• [Records for processing]
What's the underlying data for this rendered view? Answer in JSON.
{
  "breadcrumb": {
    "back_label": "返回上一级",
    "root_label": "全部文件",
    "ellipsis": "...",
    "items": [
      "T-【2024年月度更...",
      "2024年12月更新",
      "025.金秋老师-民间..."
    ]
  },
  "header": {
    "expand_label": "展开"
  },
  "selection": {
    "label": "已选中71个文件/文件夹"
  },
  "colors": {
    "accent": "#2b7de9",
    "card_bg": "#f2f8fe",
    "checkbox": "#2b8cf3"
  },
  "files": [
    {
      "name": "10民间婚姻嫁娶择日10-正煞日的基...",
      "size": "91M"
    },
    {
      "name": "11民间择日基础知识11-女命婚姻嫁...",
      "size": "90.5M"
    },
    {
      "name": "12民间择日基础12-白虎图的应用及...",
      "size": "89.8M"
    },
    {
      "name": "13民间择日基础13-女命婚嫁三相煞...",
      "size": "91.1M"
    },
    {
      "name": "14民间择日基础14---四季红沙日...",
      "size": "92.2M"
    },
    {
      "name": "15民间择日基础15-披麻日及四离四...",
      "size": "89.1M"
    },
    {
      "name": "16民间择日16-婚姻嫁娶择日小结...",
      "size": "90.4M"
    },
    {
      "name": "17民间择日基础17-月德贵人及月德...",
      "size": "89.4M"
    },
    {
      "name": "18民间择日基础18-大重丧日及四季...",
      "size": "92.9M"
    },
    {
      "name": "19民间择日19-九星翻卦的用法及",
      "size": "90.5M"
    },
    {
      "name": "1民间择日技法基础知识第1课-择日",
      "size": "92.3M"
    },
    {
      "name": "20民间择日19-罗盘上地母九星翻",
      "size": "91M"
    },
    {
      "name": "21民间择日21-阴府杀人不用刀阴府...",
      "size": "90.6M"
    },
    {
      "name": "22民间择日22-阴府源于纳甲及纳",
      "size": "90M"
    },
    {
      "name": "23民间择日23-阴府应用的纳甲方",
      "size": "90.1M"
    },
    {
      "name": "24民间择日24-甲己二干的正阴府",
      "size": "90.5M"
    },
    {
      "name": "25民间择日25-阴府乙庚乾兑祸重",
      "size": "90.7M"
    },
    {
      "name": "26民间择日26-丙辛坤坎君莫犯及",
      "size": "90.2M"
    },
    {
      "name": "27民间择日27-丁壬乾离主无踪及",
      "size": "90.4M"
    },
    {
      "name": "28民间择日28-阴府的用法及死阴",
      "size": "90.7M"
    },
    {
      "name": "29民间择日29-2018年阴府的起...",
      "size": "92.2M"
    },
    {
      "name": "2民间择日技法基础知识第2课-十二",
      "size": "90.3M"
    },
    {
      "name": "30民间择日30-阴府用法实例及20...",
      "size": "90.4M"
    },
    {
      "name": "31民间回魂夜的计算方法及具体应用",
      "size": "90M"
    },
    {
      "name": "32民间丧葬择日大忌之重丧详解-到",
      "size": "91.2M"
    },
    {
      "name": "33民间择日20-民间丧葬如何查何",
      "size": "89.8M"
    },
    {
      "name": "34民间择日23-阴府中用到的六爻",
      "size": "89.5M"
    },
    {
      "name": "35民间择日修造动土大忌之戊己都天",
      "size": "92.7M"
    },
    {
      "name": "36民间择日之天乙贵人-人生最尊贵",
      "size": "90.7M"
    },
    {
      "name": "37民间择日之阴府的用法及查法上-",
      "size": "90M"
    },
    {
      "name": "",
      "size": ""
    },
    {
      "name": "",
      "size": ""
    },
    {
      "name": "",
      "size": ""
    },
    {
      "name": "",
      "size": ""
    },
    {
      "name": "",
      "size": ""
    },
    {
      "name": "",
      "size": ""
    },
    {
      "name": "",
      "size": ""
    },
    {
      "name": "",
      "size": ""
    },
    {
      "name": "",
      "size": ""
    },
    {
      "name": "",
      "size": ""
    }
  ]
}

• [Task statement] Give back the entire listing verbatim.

• [Exercise answer]
What's the underlying data for this rendered view? Answer in JSON.
{
  "breadcrumb": {
    "back_label": "返回上一级",
    "root_label": "全部文件",
    "ellipsis": "...",
    "items": [
      "T-【2024年月度更...",
      "2024年12月更新",
      "025.金秋老师-民间..."
    ]
  },
  "header": {
    "expand_label": "展开"
  },
  "selection": {
    "label": "已选中71个文件/文件夹"
  },
  "colors": {
    "accent": "#2b7de9",
    "card_bg": "#f2f8fe",
    "checkbox": "#2b8cf3"
  },
  "files": [
    {
      "name": "10民间婚姻嫁娶择日10-正煞日的基...",
      "size": "91M"
    },
    {
      "name": "11民间择日基础知识11-女命婚姻嫁...",
      "size": "90.5M"
    },
    {
      "name": "12民间择日基础12-白虎图的应用及...",
      "size": "89.8M"
    },
    {
      "name": "13民间择日基础13-女命婚嫁三相煞...",
      "size": "91.1M"
    },
    {
      "name": "14民间择日基础14---四季红沙日...",
      "size": "92.2M"
    },
    {
      "name": "15民间择日基础15-披麻日及四离四...",
      "size": "89.1M"
    },
    {
      "name": "16民间择日16-婚姻嫁娶择日小结...",
      "size": "90.4M"
    },
    {
      "name": "17民间择日基础17-月德贵人及月德...",
      "size": "89.4M"
    },
    {
      "name": "18民间择日基础18-大重丧日及四季...",
      "size": "92.9M"
    },
    {
      "name": "19民间择日19-九星翻卦的用法及",
      "size": "90.5M"
    },
    {
      "name": "1民间择日技法基础知识第1课-择日",
      "size": "92.3M"
    },
    {
      "name": "20民间择日19-罗盘上地母九星翻",
      "size": "91M"
    },
    {
      "name": "21民间择日21-阴府杀人不用刀阴府...",
      "size": "90.6M"
    },
    {
      "name": "22民间择日22-阴府源于纳甲及纳",
      "size": "90M"
    },
    {
      "name": "23民间择日23-阴府应用的纳甲方",
      "size": "90.1M"
    },
    {
      "name": "24民间择日24-甲己二干的正阴府",
      "size": "90.5M"
    },
    {
      "name": "25民间择日25-阴府乙庚乾兑祸重",
      "size": "90.7M"
    },
    {
      "name": "26民间择日26-丙辛坤坎君莫犯及",
      "size": "90.2M"
    },
    {
      "name": "27民间择日27-丁壬乾离主无踪及",
      "size": "90.4M"
    },
    {
      "name": "28民间择日28-阴府的用法及死阴",
      "size": "90.7M"
    },
    {
      "name": "29民间择日29-2018年阴府的起...",
      "size": "92.2M"
    },
    {
      "name": "2民间择日技法基础知识第2课-十二",
      "size": "90.3M"
    },
    {
      "name": "30民间择日30-阴府用法实例及20...",
      "size": "90.4M"
    },
    {
      "name": "31民间回魂夜的计算方法及具体应用",
      "size": "90M"
    },
    {
      "name": "32民间丧葬择日大忌之重丧详解-到",
      "size": "91.2M"
    },
    {
      "name": "33民间择日20-民间丧葬如何查何",
      "size": "89.8M"
    },
    {
      "name": "34民间择日23-阴府中用到的六爻",
      "size": "89.5M"
    },
    {
      "name": "35民间择日修造动土大忌之戊己都天",
      "size": "92.7M"
    },
    {
      "name": "36民间择日之天乙贵人-人生最尊贵",
      "size": "90.7M"
    },
    {
      "name": "37民间择日之阴府的用法及查法上-",
      "size": "90M"
    },
    {
      "name": "",
      "size": ""
    },
    {
      "name": "",
      "size": ""
    },
    {
      "name": "",
      "size": ""
    },
    {
      "name": "",
      "size": ""
    },
    {
      "name": "",
      "size": ""
    },
    {
      "name": "",
      "size": ""
    },
    {
      "name": "",
      "size": ""
    },
    {
      "name": "",
      "size": ""
    },
    {
      "name": "",
      "size": ""
    },
    {
      "name": "",
      "size": ""
    }
  ]
}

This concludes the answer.